CHINA has long fretted that it lacks a great modern literary voice with international appeal. In 1917 Chen Duxiu, an influential intellectual and later founding member of the Communist Party, asked: “Pray, where is our Chinese Hugo, Zola, Goethe, Hauptmann, Dickens or Wilde?” In recent years this has developed into a full-blown “Nobel complex”. For a period in the 1980s the quest for a Nobel prize in literature was made official policy by the party, eager for validation of its growing power and cultural clout.
Now, at last, the Chinese have something to crow about. On October 11th Mo Yan, a Chinese writer, won the 2012 prize. The Nobel committee lauded what it called the “hallucinatory realism” of his works, which mix surreal plots with folk tales and modern history.

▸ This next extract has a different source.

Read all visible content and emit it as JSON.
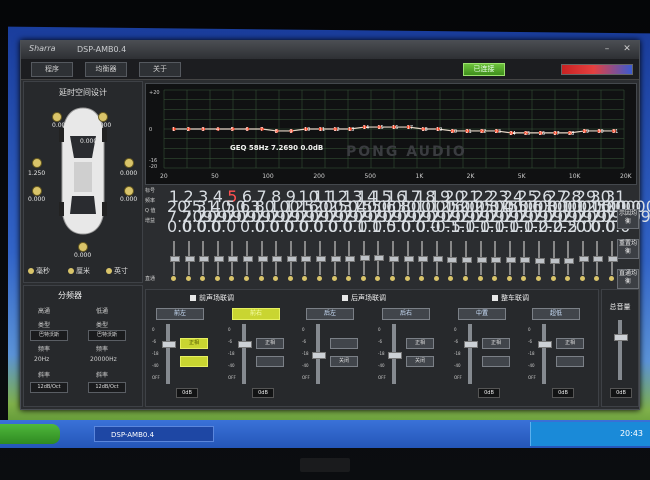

Mr Mo is the first Chinese citizen to win the coveted prize. Gao Xingjian, a Chinese-born dissident with French citizenship, won it in 2000, but Chinese leaders thought him too political, banned his books and declared the prize had been awarded with “ulterior political motives”. China’s other Nobel laureate, Liu Xiaobo, who won the peace prize in 2010, is serving a long prison sentence for his political writings and activities.